“Invasiveness in the nature conservation debate: Wildlife Management in and around urban areas”, poster presentation, WASS Midterm Review, International Advisory Board Meeting WASS for Forest and Nature Conservation Policy Group, 15 November, Wageningen, the Netherlands

“Managing the wild boar: perceptions from science, policy and society” at ECPR Joint Sessions 2012, workshop ‘Political Animals and Animal Politics’, 10-15 April, Antwerp, Belgium

2011

Turnhout, E. & Boonman-Berson, S.H. (2011). Databases, scaling practices, and the globalization of biodiversity. Ecology and Society, 16(1), 35

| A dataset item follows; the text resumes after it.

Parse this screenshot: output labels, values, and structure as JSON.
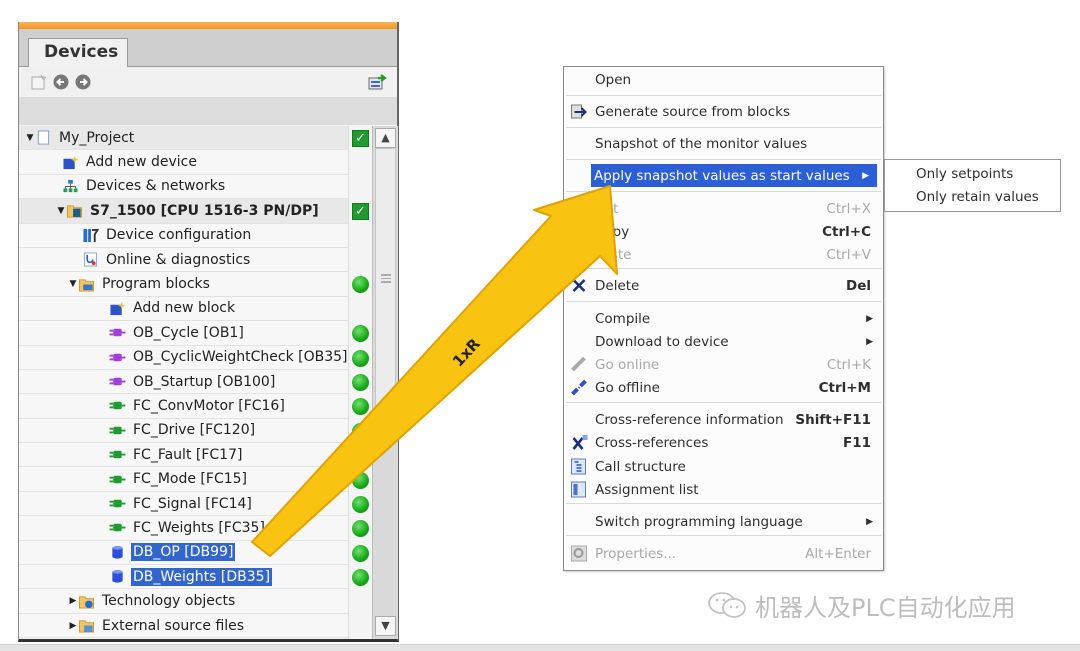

“Invasiveness: the construction of a category and its impact for wildlife” at Panel: ‘Post(human) imaginaries for a politics of human/non-human relations’, IPA International Conference, 22-25 June, Cardiff, UK

2010 and before

“Invasive wildlife: the construction of a category and its impact for wildlife management practices” at Summer School WTMC on ‘Observing Experts Observing’ with Michael E. Lynch, 16-20 August 2010, Ravenstein, the Netherlands

“Counting wild boars Returning from fieldwork”, at course Doing Interpretative Analysis, Wageningen University, June 2010, Wageningen, the Netherlands

“Invasiveness: the construction of a category and its impact for conservation and recreation practices”, poster presentation at International Conference on Monitoring and Management of Visitor Flows in Recreational and Protected Areas (MMV), 30 May-3 June 2010, Wageningen, The Netherlands

Boonman-Berson, S. Invasiveness: the construction of a category and its impact for conservation and recreation practices. Proceedings of the Fifth International Conference on monitoring and Management of Visitor Flows in Recreational and Protected Areas (2010, May 30 – June 3, Wageningen, the Netherlands, p. 306-307)

“Invasive wildlife: the construction of a category and its impact for conservation practices”, at discussion group Theoretical and Applied Ecology, Wageningen University, 25 May 2010, Wageningen, the Netherlands

“Invasiveness: the construction of a category and its impact for conservation practices”, at course Social Theory and the Environment, Wageningen University, April 2010, Wageningen, the Netherlands

“Invasiveness: the construction of a category and its impact for conservation practices” at ECPR Joint Sessions, workshop ‘Category-making and public policy’, 22-27 March 2010, Münster, Germany

“Invasiveness in the biodiversity debate: categories and standardized data in a wildlife network” at research seminar Forest and Nature Conservation Policy Group, 17 December 2009, Wageningen, the Netherlands